::: Source information

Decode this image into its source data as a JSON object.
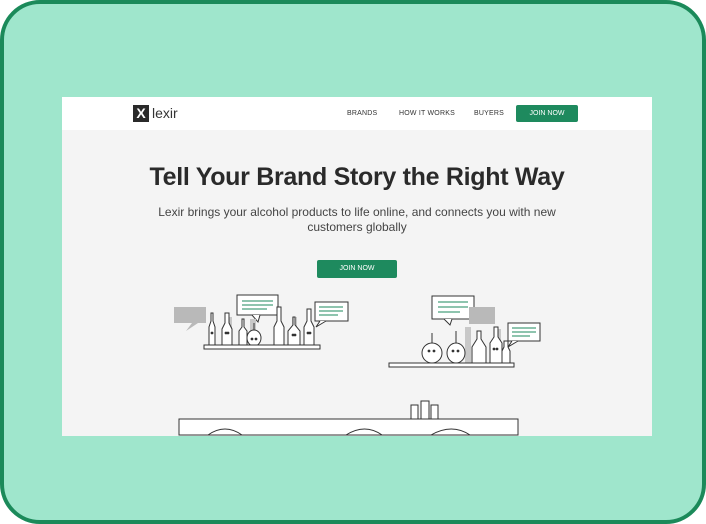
{
  "nav": {
    "logo_mark": "X",
    "logo_text": "lexir",
    "links": [
      {
        "label": "BRANDS"
      },
      {
        "label": "HOW IT WORKS"
      },
      {
        "label": "BUYERS"
      }
    ],
    "cta_label": "JOIN NOW"
  },
  "hero": {
    "title": "Tell Your Brand Story the Right Way",
    "subtitle": "Lexir brings your alcohol products to life online, and connects you with new customers globally",
    "cta_label": "JOIN NOW"
  },
  "colors": {
    "frame_background": "#9fe6cc",
    "frame_border": "#1b8a5a",
    "accent_green": "#1e8a5e",
    "page_background": "#f4f4f4"
  }
}
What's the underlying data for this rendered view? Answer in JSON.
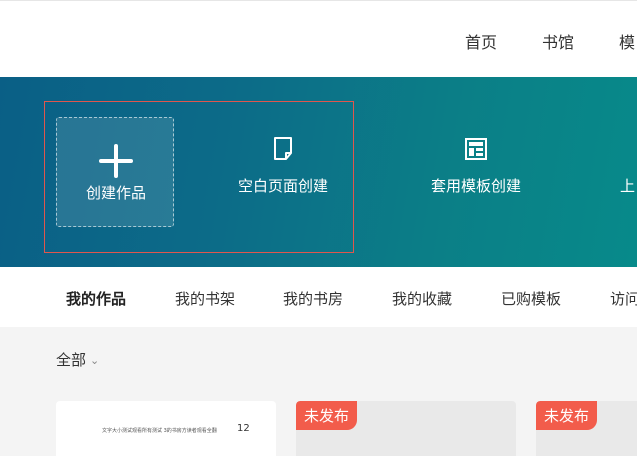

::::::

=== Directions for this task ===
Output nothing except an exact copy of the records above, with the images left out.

=== Expected answer ===
Decode this image into its source data as a JSON object.
{
  "nav": {
    "logo_mark": "X",
    "logo_text": "lexir",
    "links": [
      {
        "label": "BRANDS"
      },
      {
        "label": "HOW IT WORKS"
      },
      {
        "label": "BUYERS"
      }
    ],
    "cta_label": "JOIN NOW"
  },
  "hero": {
    "title": "Tell Your Brand Story the Right Way",
    "subtitle": "Lexir brings your alcohol products to life online, and connects you with new customers globally",
    "cta_label": "JOIN NOW"
  },
  "colors": {
    "frame_background": "#9fe6cc",
    "frame_border": "#1b8a5a",
    "accent_green": "#1e8a5e",
    "page_background": "#f4f4f4"
  }
}
What's the underlying data for this rendered view? Answer in JSON.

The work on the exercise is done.